Which is not to say that Marion Cottilard (Best Actress 2007 for "La Vie en Rose") in that role here is dry tea leaves. The French actress's eyes, perfect complexion and presence gives this story of crime as much heat as the Tommy Guns and BARs (Browning Automatics). As for her chemistry with Depp, it's not that she's outclassed. More like the classes that each represents don't quite combine into one of the more memorable emotional explosions.
There is much more to discuss here, like Leelee Sobieski as the "Lady in Red," one of Sage's girls. Like the fact that John Dillinger was only 31 when he died and how Milius dramatized the line that was crossed when Dillinger killed someone for the first and only time.

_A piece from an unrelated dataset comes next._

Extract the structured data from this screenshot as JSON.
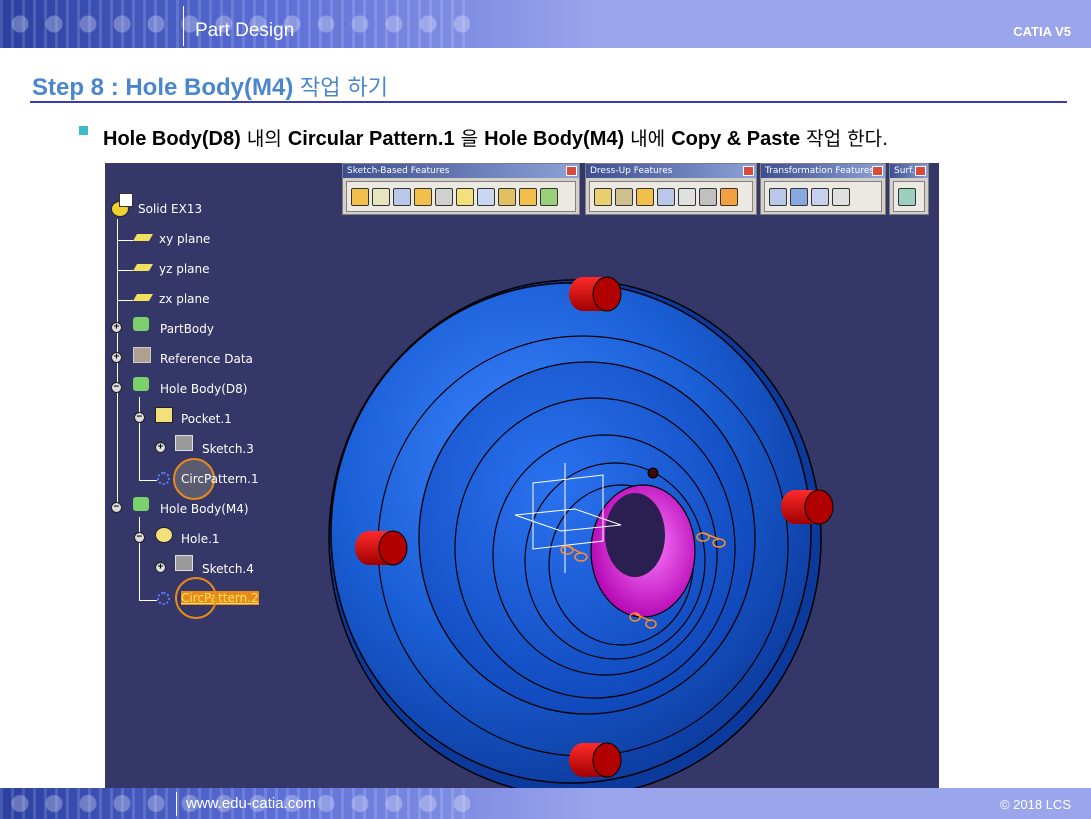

But, suffice it to say that this is a slightly too long (at 140 minutes), very handsomely mounted gangster movie with brilliantly staged action and tense moments that will keep many folks in rapt admiration and on the edge of their seats.
Meanwhile, I'll make book on Depp for a 2008 Best Actor nominee. He shows that he can drop the eccentrics like "Sweeney Todd," Willy Wonka of "Charlie and the Chocolate Factory," his fictive author in "Finding Neverland" and, even, his swishy swashbuckler Jack Sparrow of "Pirates of the Caribbean" to great advantage for our complete involvement and his gifts in depth of interpretation.
Ultimately, as a comparison to the work in which I was involved, this Dillinger is badass, but it doesn't take John Milius' "Dillinger" down. That's my take, but I'd expect you to consider the source.
~~ Jules Brenner